- This email lists free webmail addresses. Use of such addresses is typical for scams. Lotteries, banks and any but the smallest of companies do not normally use such addresses. Criminals use them to anonymously send and receive email at Internet cafes.
- email@example.com (AOL; can be used from anywhere worldwide)
Fraud email example:
From: bonnie wagner <firstname.lastname@example.org>
Date: Thu, 31 Jul 2014 13:48:08 -0700
Subject: My Last Wish
>From Mrs. Bonnie Wagner Sue3 Country Manor CTSt Peters MO 63376Missouri

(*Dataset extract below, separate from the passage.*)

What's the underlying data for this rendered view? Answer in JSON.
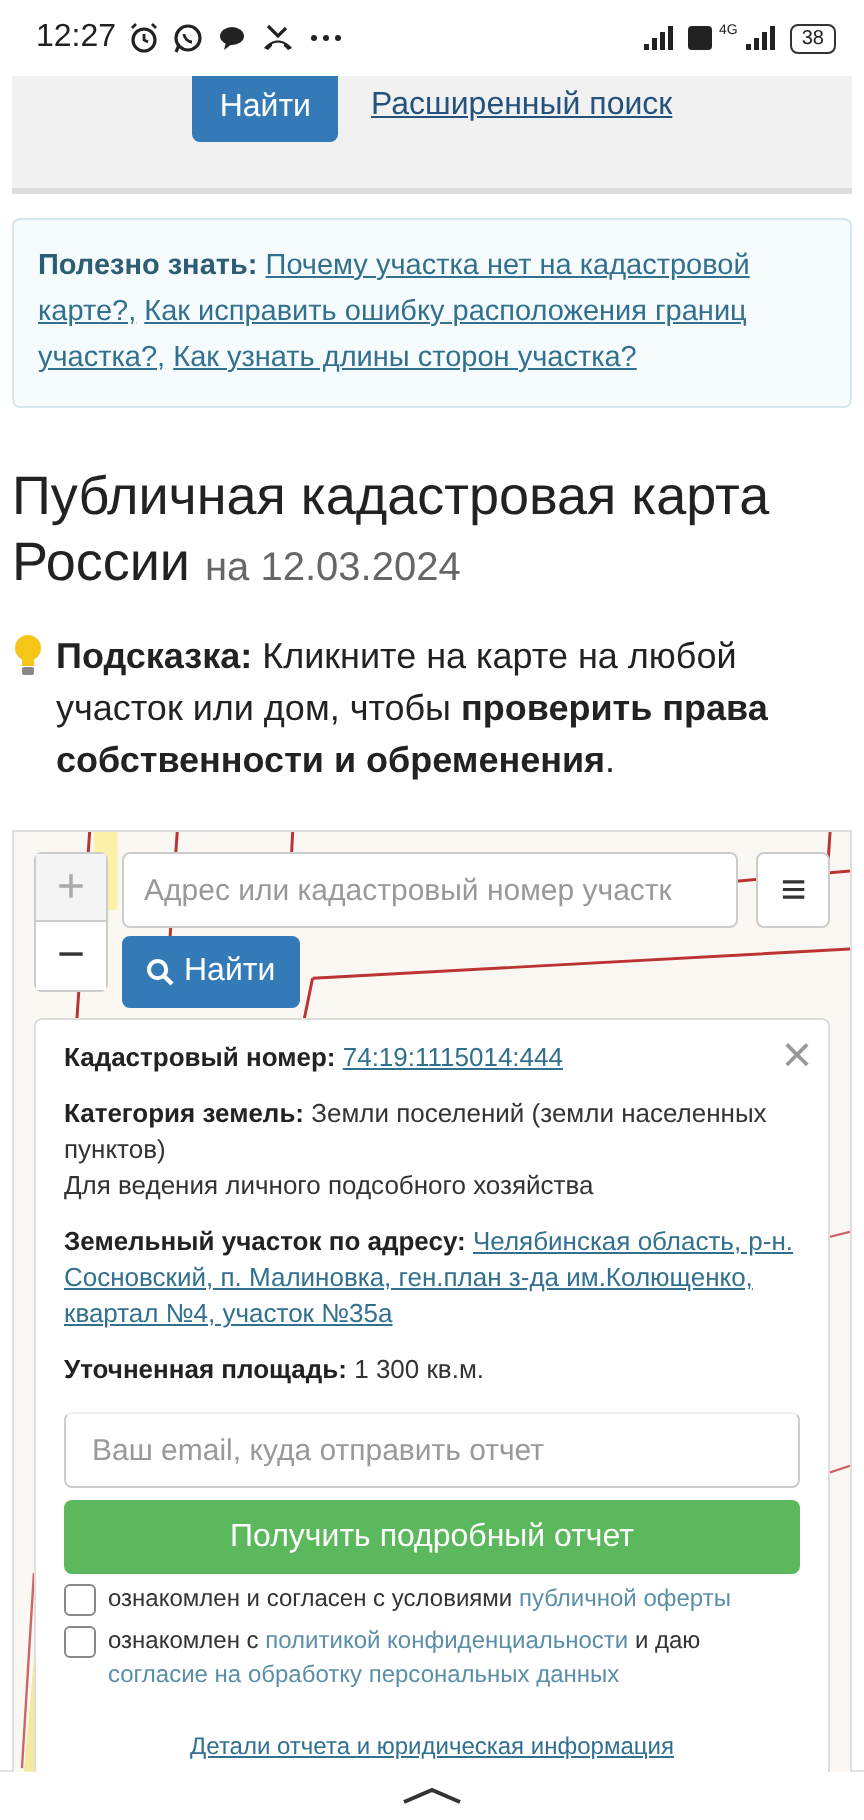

Dearly Beloved, Compliments of the day to you! I am happy to know you but God knows you better and he knows why he has directed me to you at this point in time so do not be afraid. I am writing this mail to you with heavy tears in my eyes and great sorrow in my heart, I want to tell you this because I don't have any other option than to tell you as I was touched to open up to you.
However, I'm 60 years old & suffering from a long time cancer of the breast and from all indication my conditions is really deteriorating and my doctors have courageously advised me that I may not live beyond the next two months because the cancer stage has reached a Critical stage which I believe, you might be of help and for this reason I contacted you.
I was brought up in a motherless baby's home and was married to my late husband Hubert for twenty years without a child. He worked with Shell Oil Company for thirty years before his dead. He was a philanthropist and since his death, I decided not to remarry because of my health. Before this Incident, he deposited $5.6Million with a British bank. This money is still in the bank and the management of the bank just wrote me as the legitimate beneficiary to come forward to receive the fund after leaving it for so long or rather issue a letter of authorization to someone on my behalf since I am terminally ill. Otherwise, they will refer the fund to the state treasury.
I'm now in a hospital where I am undergoing treatment and my last wish is to make sure this fund is available for use in any charity organization of your choice, thus, you will take 30% of it for yourself and family, 70% to build a foundation of orphanage in memory of my late husband.
I took this decision to enable me die in peace and please assure me you will act on humanitarian motivesYours SincerelyBonnie WagnerReply Email: email@example.com